*Work required*. Output the data below exactly. Leave nothing out.
┏━━
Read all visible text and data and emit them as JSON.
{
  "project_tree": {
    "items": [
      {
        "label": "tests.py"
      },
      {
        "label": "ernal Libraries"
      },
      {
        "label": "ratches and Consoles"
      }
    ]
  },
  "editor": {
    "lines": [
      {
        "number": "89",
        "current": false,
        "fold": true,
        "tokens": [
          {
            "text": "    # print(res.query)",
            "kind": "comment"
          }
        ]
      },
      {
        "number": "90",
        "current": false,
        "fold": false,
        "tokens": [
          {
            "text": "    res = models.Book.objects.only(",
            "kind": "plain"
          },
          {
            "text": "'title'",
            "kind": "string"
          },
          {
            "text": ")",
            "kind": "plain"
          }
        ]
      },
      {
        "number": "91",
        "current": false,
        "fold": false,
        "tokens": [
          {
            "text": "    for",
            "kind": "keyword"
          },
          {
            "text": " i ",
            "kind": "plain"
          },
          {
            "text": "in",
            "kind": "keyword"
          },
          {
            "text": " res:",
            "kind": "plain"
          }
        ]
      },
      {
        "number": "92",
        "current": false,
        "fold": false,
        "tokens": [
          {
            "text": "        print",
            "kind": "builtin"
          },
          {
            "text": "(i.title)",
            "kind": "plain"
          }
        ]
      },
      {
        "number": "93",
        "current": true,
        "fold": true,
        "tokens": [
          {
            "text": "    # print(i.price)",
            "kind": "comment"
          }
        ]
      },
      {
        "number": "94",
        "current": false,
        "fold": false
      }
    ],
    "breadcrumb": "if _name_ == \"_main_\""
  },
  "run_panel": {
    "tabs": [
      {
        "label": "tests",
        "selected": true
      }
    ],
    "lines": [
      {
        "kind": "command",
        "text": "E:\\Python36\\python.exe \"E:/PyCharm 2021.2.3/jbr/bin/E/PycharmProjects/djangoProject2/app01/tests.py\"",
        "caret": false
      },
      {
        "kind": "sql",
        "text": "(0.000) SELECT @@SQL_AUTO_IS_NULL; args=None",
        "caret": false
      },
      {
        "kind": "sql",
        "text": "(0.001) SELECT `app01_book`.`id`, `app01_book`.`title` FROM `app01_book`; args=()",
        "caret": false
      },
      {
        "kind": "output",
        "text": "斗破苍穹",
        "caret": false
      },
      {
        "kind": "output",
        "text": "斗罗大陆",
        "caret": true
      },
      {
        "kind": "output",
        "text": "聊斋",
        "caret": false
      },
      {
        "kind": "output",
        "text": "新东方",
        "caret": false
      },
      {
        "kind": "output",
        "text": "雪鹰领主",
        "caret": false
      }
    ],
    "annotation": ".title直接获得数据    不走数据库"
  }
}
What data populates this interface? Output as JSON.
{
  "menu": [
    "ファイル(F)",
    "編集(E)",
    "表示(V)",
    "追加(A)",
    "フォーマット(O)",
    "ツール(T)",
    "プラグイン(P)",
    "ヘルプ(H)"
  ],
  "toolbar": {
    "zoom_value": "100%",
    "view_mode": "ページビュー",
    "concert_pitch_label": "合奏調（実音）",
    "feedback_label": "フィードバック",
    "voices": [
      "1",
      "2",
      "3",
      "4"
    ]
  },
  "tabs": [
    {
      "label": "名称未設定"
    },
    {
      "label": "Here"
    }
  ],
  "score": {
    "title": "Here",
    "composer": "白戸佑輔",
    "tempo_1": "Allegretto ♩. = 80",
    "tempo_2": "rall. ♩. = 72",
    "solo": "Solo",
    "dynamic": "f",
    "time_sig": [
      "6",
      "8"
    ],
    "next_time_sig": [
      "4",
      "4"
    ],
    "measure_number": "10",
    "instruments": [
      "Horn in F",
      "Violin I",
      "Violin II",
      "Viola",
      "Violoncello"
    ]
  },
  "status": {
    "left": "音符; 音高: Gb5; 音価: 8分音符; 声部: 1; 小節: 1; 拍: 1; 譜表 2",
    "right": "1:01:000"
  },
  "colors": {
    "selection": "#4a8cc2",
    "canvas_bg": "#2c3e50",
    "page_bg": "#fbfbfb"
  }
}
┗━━
*Completed task*.
Read all visible text and data and emit them as JSON.
{
  "project_tree": {
    "items": [
      {
        "label": "tests.py"
      },
      {
        "label": "ernal Libraries"
      },
      {
        "label": "ratches and Consoles"
      }
    ]
  },
  "editor": {
    "lines": [
      {
        "number": "89",
        "current": false,
        "fold": true,
        "tokens": [
          {
            "text": "    # print(res.query)",
            "kind": "comment"
          }
        ]
      },
      {
        "number": "90",
        "current": false,
        "fold": false,
        "tokens": [
          {
            "text": "    res = models.Book.objects.only(",
            "kind": "plain"
          },
          {
            "text": "'title'",
            "kind": "string"
          },
          {
            "text": ")",
            "kind": "plain"
          }
        ]
      },
      {
        "number": "91",
        "current": false,
        "fold": false,
        "tokens": [
          {
            "text": "    for",
            "kind": "keyword"
          },
          {
            "text": " i ",
            "kind": "plain"
          },
          {
            "text": "in",
            "kind": "keyword"
          },
          {
            "text": " res:",
            "kind": "plain"
          }
        ]
      },
      {
        "number": "92",
        "current": false,
        "fold": false,
        "tokens": [
          {
            "text": "        print",
            "kind": "builtin"
          },
          {
            "text": "(i.title)",
            "kind": "plain"
          }
        ]
      },
      {
        "number": "93",
        "current": true,
        "fold": true,
        "tokens": [
          {
            "text": "    # print(i.price)",
            "kind": "comment"
          }
        ]
      },
      {
        "number": "94",
        "current": false,
        "fold": false
      }
    ],
    "breadcrumb": "if _name_ == \"_main_\""
  },
  "run_panel": {
    "tabs": [
      {
        "label": "tests",
        "selected": true
      }
    ],
    "lines": [
      {
        "kind": "command",
        "text": "E:\\Python36\\python.exe \"E:/PyCharm 2021.2.3/jbr/bin/E/PycharmProjects/djangoProject2/app01/tests.py\"",
        "caret": false
      },
      {
        "kind": "sql",
        "text": "(0.000) SELECT @@SQL_AUTO_IS_NULL; args=None",
        "caret": false
      },
      {
        "kind": "sql",
        "text": "(0.001) SELECT `app01_book`.`id`, `app01_book`.`title` FROM `app01_book`; args=()",
        "caret": false
      },
      {
        "kind": "output",
        "text": "斗破苍穹",
        "caret": false
      },
      {
        "kind": "output",
        "text": "斗罗大陆",
        "caret": true
      },
      {
        "kind": "output",
        "text": "聊斋",
        "caret": false
      },
      {
        "kind": "output",
        "text": "新东方",
        "caret": false
      },
      {
        "kind": "output",
        "text": "雪鹰领主",
        "caret": false
      }
    ],
    "annotation": ".title直接获得数据    不走数据库"
  }
}
What data populates this interface? Output as JSON.
{
  "menu": [
    "ファイル(F)",
    "編集(E)",
    "表示(V)",
    "追加(A)",
    "フォーマット(O)",
    "ツール(T)",
    "プラグイン(P)",
    "ヘルプ(H)"
  ],
  "toolbar": {
    "zoom_value": "100%",
    "view_mode": "ページビュー",
    "concert_pitch_label": "合奏調（実音）",
    "feedback_label": "フィードバック",
    "voices": [
      "1",
      "2",
      "3",
      "4"
    ]
  },
  "tabs": [
    {
      "label": "名称未設定"
    },
    {
      "label": "Here"
    }
  ],
  "score": {
    "title": "Here",
    "composer": "白戸佑輔",
    "tempo_1": "Allegretto ♩. = 80",
    "tempo_2": "rall. ♩. = 72",
    "solo": "Solo",
    "dynamic": "f",
    "time_sig": [
      "6",
      "8"
    ],
    "next_time_sig": [
      "4",
      "4"
    ],
    "measure_number": "10",
    "instruments": [
      "Horn in F",
      "Violin I",
      "Violin II",
      "Viola",
      "Violoncello"
    ]
  },
  "status": {
    "left": "音符; 音高: Gb5; 音価: 8分音符; 声部: 1; 小節: 1; 拍: 1; 譜表 2",
    "right": "1:01:000"
  },
  "colors": {
    "selection": "#4a8cc2",
    "canvas_bg": "#2c3e50",
    "page_bg": "#fbfbfb"
  }
}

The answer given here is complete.